* [WHAT NEEDS TO BE DONE]:
Could you write out every record below exactly, leaving the pictures out?

* [Dataset rows describing interfaces]:
= = = =

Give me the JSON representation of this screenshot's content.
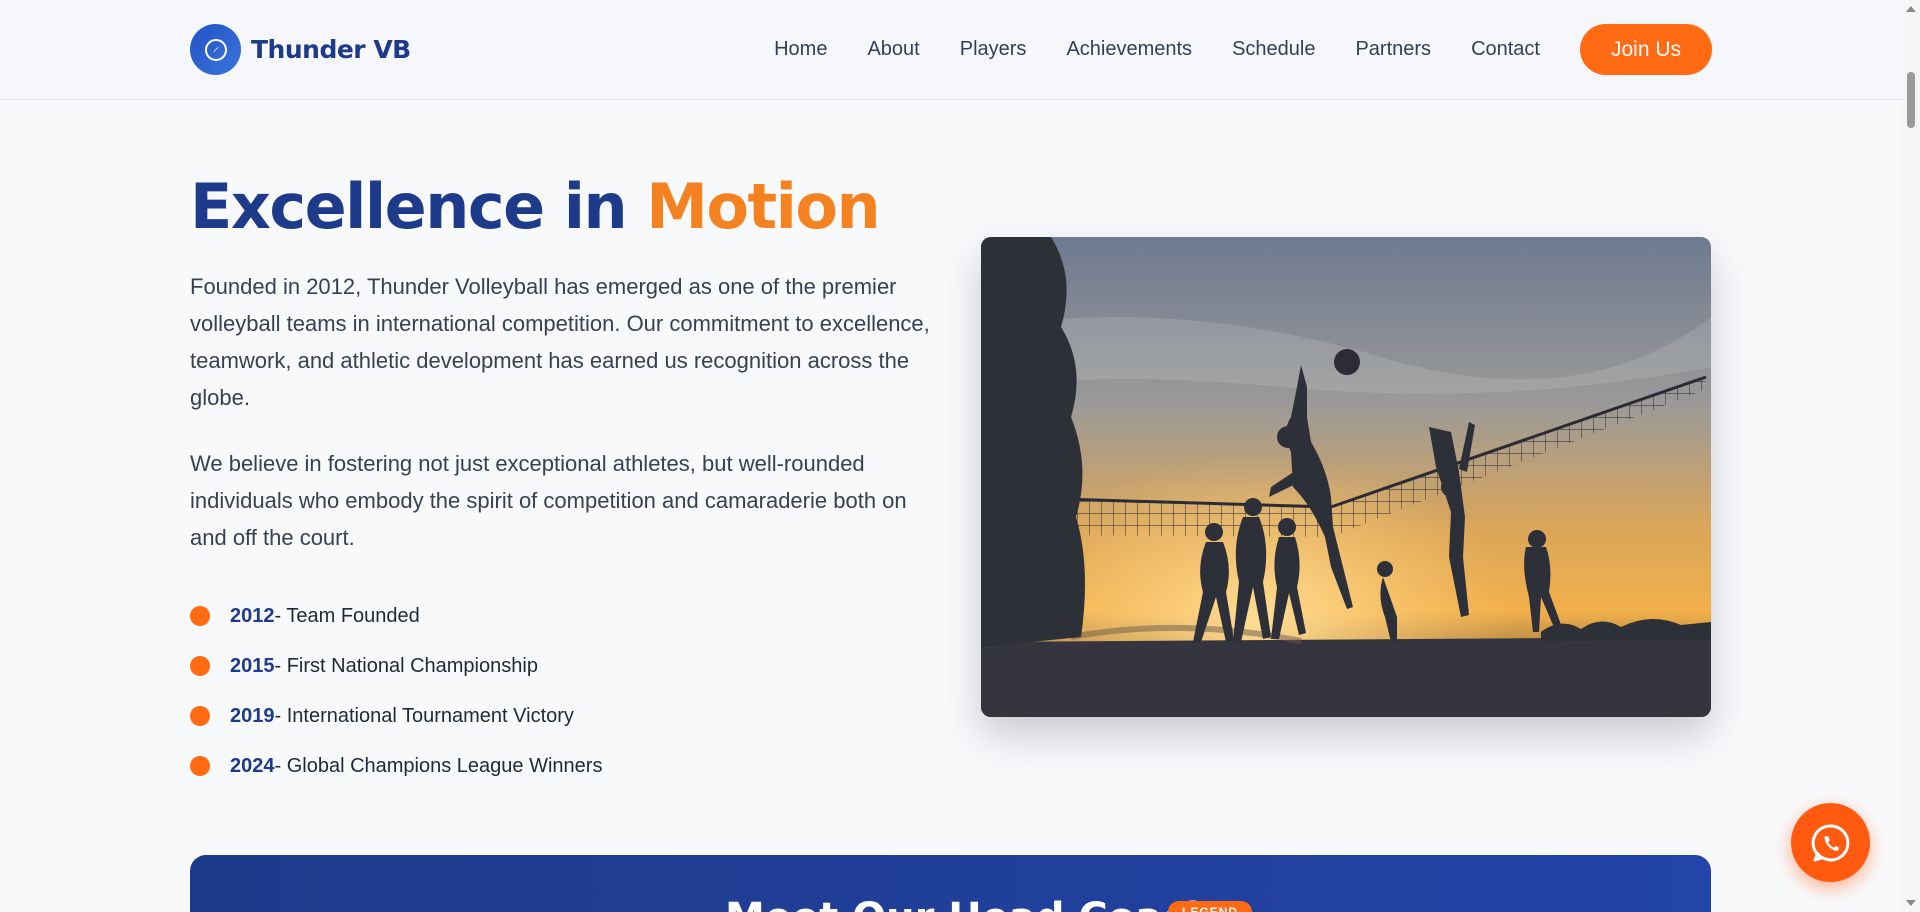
{
  "navbar": {
    "brand": "Thunder VB",
    "links": [
      "Home",
      "About",
      "Players",
      "Achievements",
      "Schedule",
      "Partners",
      "Contact"
    ],
    "cta": "Join Us"
  },
  "about": {
    "title_main": "Excellence in ",
    "title_accent": "Motion",
    "paragraphs": [
      "Founded in 2012, Thunder Volleyball has emerged as one of the premier volleyball teams in international competition. Our commitment to excellence, teamwork, and athletic development has earned us recognition across the globe.",
      "We believe in fostering not just exceptional athletes, but well-rounded individuals who embody the spirit of competition and camaraderie both on and off the court."
    ],
    "milestones": [
      {
        "year": "2012",
        "text": " - Team Founded"
      },
      {
        "year": "2015",
        "text": " - First National Championship"
      },
      {
        "year": "2019",
        "text": " - International Tournament Victory"
      },
      {
        "year": "2024",
        "text": " - Global Champions League Winners"
      }
    ]
  },
  "coach": {
    "title": "Meet Our Head Coach",
    "badge": "LEGEND"
  },
  "colors": {
    "brand_blue": "#1e3a8a",
    "accent_orange": "#ff6a13",
    "title_accent": "#f58220"
  },
  "icons": {
    "brand_logo": "compass-icon",
    "floating_action": "whatsapp-icon"
  }
}
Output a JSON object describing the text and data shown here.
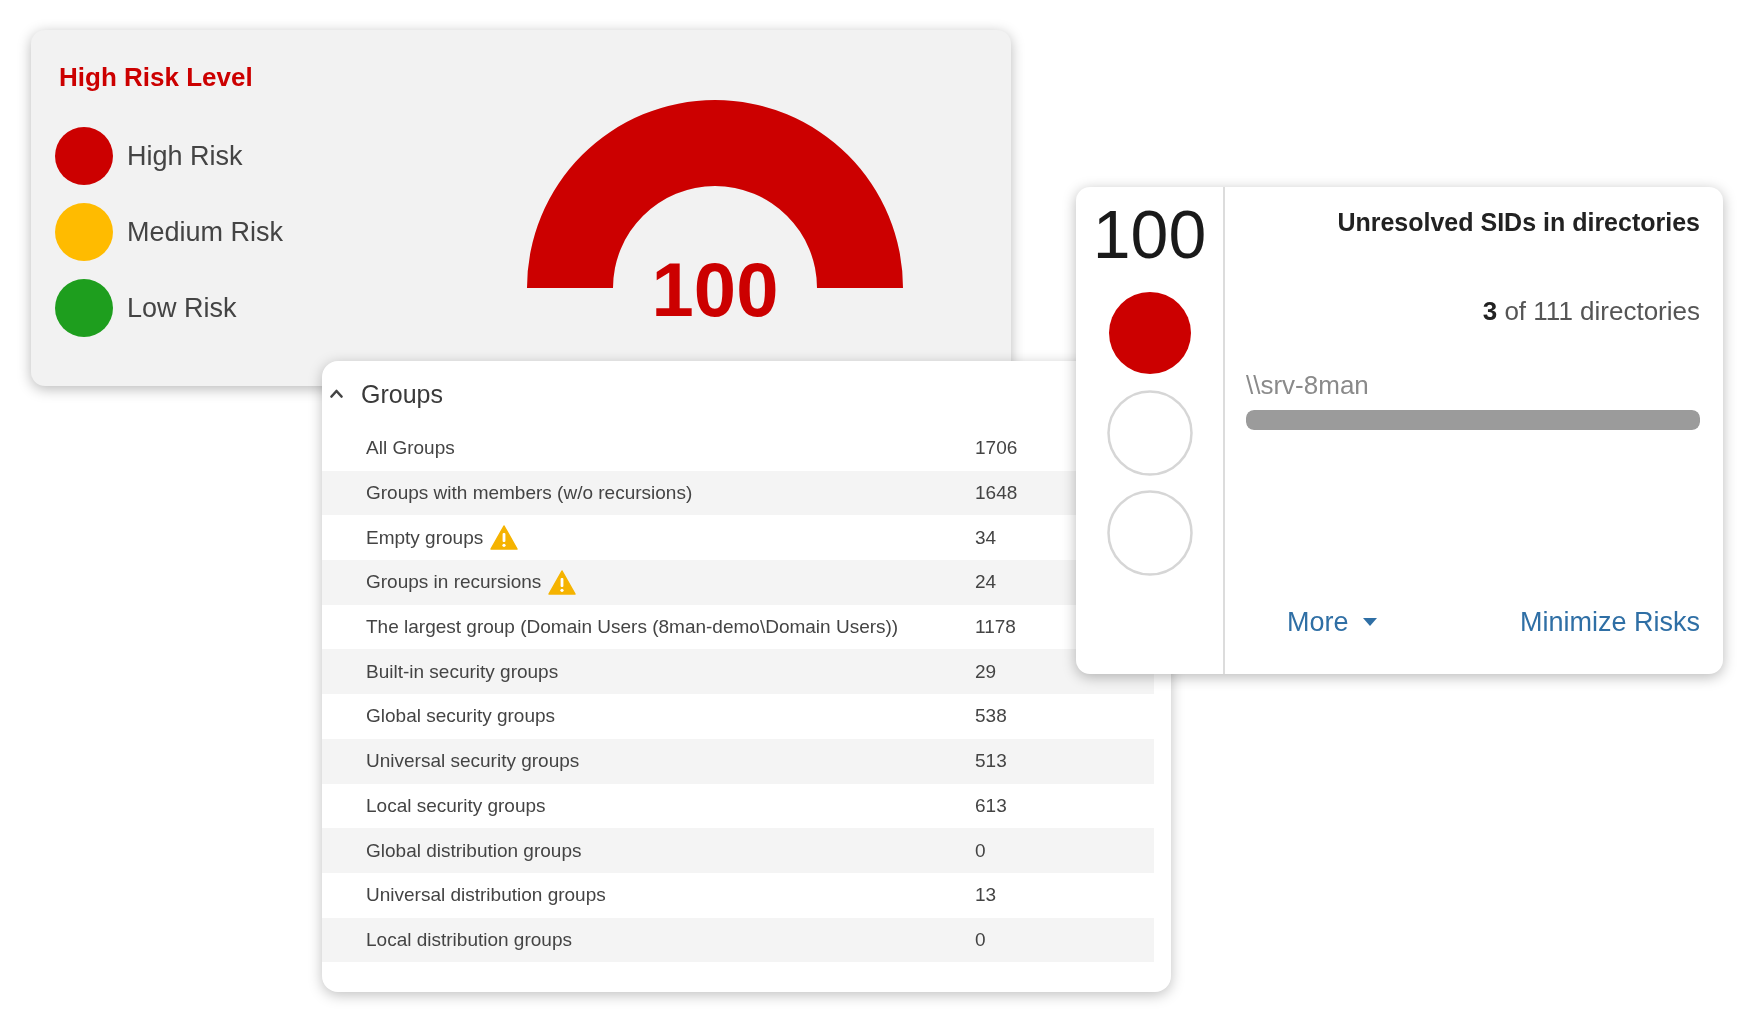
{
  "risk_card": {
    "title": "High Risk Level",
    "legend": [
      {
        "label": "High Risk",
        "color": "#cc0000"
      },
      {
        "label": "Medium Risk",
        "color": "#ffbb00"
      },
      {
        "label": "Low Risk",
        "color": "#1e9e1e"
      }
    ],
    "gauge": {
      "level": 1,
      "reading": "100"
    }
  },
  "groups_panel": {
    "title": "Groups",
    "expanded": true,
    "rows": [
      {
        "label": "All Groups",
        "value": "1706",
        "warning": false
      },
      {
        "label": "Groups with members (w/o recursions)",
        "value": "1648",
        "warning": false
      },
      {
        "label": "Empty groups",
        "value": "34",
        "warning": true
      },
      {
        "label": "Groups in recursions",
        "value": "24",
        "warning": true
      },
      {
        "label": "The largest group (Domain Users (8man-demo\\Domain Users))",
        "value": "1178",
        "warning": false
      },
      {
        "label": "Built-in security groups",
        "value": "29",
        "warning": false
      },
      {
        "label": "Global security groups",
        "value": "538",
        "warning": false
      },
      {
        "label": "Universal security groups",
        "value": "513",
        "warning": false
      },
      {
        "label": "Local security groups",
        "value": "613",
        "warning": false
      },
      {
        "label": "Global distribution groups",
        "value": "0",
        "warning": false
      },
      {
        "label": "Universal distribution groups",
        "value": "13",
        "warning": false
      },
      {
        "label": "Local distribution groups",
        "value": "0",
        "warning": false
      }
    ]
  },
  "sid_card": {
    "score": "100",
    "lights": [
      {
        "on": true
      },
      {
        "on": false
      },
      {
        "on": false
      }
    ],
    "title": "Unresolved SIDs in directories",
    "summary": "**3** of 111 directories",
    "directories": [
      {
        "name": "\\\\srv-8man",
        "level": 1
      }
    ],
    "links": [
      {
        "label": "More",
        "kind": "dropdown"
      },
      {
        "label": "Minimize Risks",
        "kind": "plain"
      }
    ]
  }
}
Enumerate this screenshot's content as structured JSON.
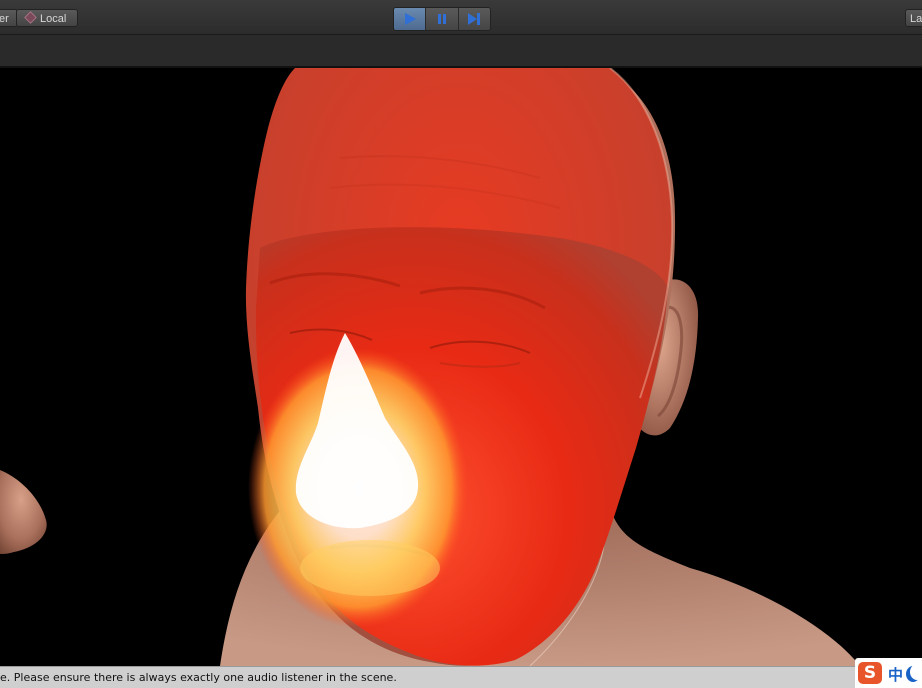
{
  "toolbar": {
    "pivot_label": "er",
    "space_label": "Local",
    "layers_label": "La",
    "play_icon": "play-icon",
    "pause_icon": "pause-icon",
    "step_icon": "step-icon",
    "play_active_color": "#6a8ab0",
    "icon_color": "#2f6fd6"
  },
  "scene": {
    "description_icon": "head-render",
    "glow_color": "#ff2a1a"
  },
  "status": {
    "message": "e. Please ensure there is always exactly one audio listener in the scene."
  },
  "ime": {
    "logo": "S",
    "lang": "中",
    "logo_color": "#e8552a",
    "accent_color": "#1a63c6"
  }
}
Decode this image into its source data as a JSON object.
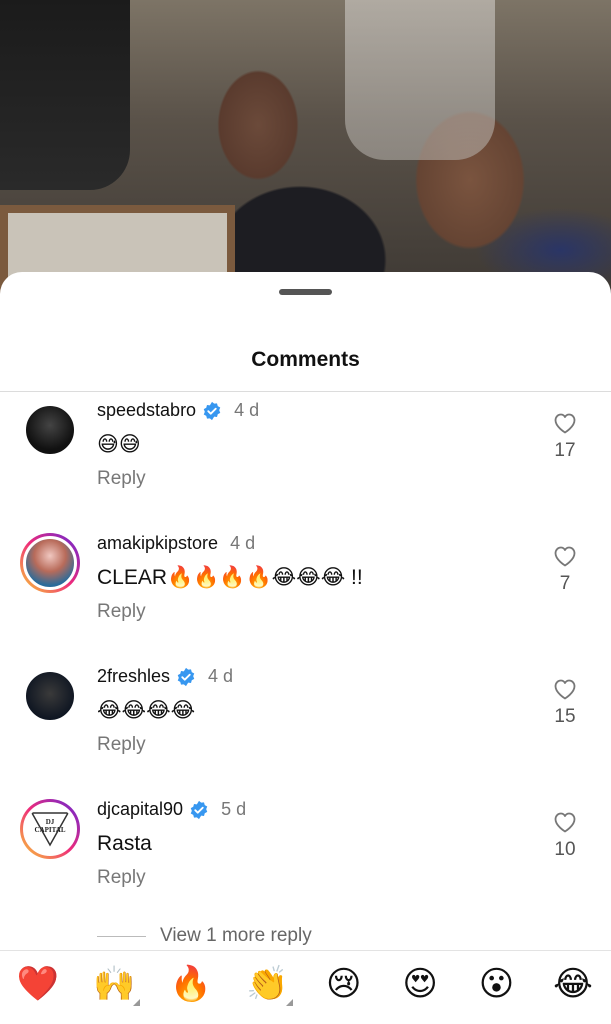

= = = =

* [OUTPUT]:
Give me the JSON representation of this screenshot's content.
{
  "navbar": {
    "brand": "Thunder VB",
    "links": [
      "Home",
      "About",
      "Players",
      "Achievements",
      "Schedule",
      "Partners",
      "Contact"
    ],
    "cta": "Join Us"
  },
  "about": {
    "title_main": "Excellence in ",
    "title_accent": "Motion",
    "paragraphs": [
      "Founded in 2012, Thunder Volleyball has emerged as one of the premier volleyball teams in international competition. Our commitment to excellence, teamwork, and athletic development has earned us recognition across the globe.",
      "We believe in fostering not just exceptional athletes, but well-rounded individuals who embody the spirit of competition and camaraderie both on and off the court."
    ],
    "milestones": [
      {
        "year": "2012",
        "text": " - Team Founded"
      },
      {
        "year": "2015",
        "text": " - First National Championship"
      },
      {
        "year": "2019",
        "text": " - International Tournament Victory"
      },
      {
        "year": "2024",
        "text": " - Global Champions League Winners"
      }
    ]
  },
  "coach": {
    "title": "Meet Our Head Coach",
    "badge": "LEGEND"
  },
  "colors": {
    "brand_blue": "#1e3a8a",
    "accent_orange": "#ff6a13",
    "title_accent": "#f58220"
  },
  "icons": {
    "brand_logo": "compass-icon",
    "floating_action": "whatsapp-icon"
  }
}
Output a JSON object describing the text and data shown here.
{
  "risk_card": {
    "title": "High Risk Level",
    "legend": [
      {
        "label": "High Risk",
        "color": "#cc0000"
      },
      {
        "label": "Medium Risk",
        "color": "#ffbb00"
      },
      {
        "label": "Low Risk",
        "color": "#1e9e1e"
      }
    ],
    "gauge": {
      "level": 1,
      "reading": "100"
    }
  },
  "groups_panel": {
    "title": "Groups",
    "expanded": true,
    "rows": [
      {
        "label": "All Groups",
        "value": "1706",
        "warning": false
      },
      {
        "label": "Groups with members (w/o recursions)",
        "value": "1648",
        "warning": false
      },
      {
        "label": "Empty groups",
        "value": "34",
        "warning": true
      },
      {
        "label": "Groups in recursions",
        "value": "24",
        "warning": true
      },
      {
        "label": "The largest group (Domain Users (8man-demo\\Domain Users))",
        "value": "1178",
        "warning": false
      },
      {
        "label": "Built-in security groups",
        "value": "29",
        "warning": false
      },
      {
        "label": "Global security groups",
        "value": "538",
        "warning": false
      },
      {
        "label": "Universal security groups",
        "value": "513",
        "warning": false
      },
      {
        "label": "Local security groups",
        "value": "613",
        "warning": false
      },
      {
        "label": "Global distribution groups",
        "value": "0",
        "warning": false
      },
      {
        "label": "Universal distribution groups",
        "value": "13",
        "warning": false
      },
      {
        "label": "Local distribution groups",
        "value": "0",
        "warning": false
      }
    ]
  },
  "sid_card": {
    "score": "100",
    "lights": [
      {
        "on": true
      },
      {
        "on": false
      },
      {
        "on": false
      }
    ],
    "title": "Unresolved SIDs in directories",
    "summary": "**3** of 111 directories",
    "directories": [
      {
        "name": "\\\\srv-8man",
        "level": 1
      }
    ],
    "links": [
      {
        "label": "More",
        "kind": "dropdown"
      },
      {
        "label": "Minimize Risks",
        "kind": "plain"
      }
    ]
  }
}
Enumerate this screenshot's content as structured JSON.
{
  "toolbar": {
    "pivot_label": "er",
    "space_label": "Local",
    "layers_label": "La",
    "play_icon": "play-icon",
    "pause_icon": "pause-icon",
    "step_icon": "step-icon",
    "play_active_color": "#6a8ab0",
    "icon_color": "#2f6fd6"
  },
  "scene": {
    "description_icon": "head-render",
    "glow_color": "#ff2a1a"
  },
  "status": {
    "message": "e. Please ensure there is always exactly one audio listener in the scene."
  },
  "ime": {
    "logo": "S",
    "lang": "中",
    "logo_color": "#e8552a",
    "accent_color": "#1a63c6"
  }
}
Decode this image into its source data as a JSON object.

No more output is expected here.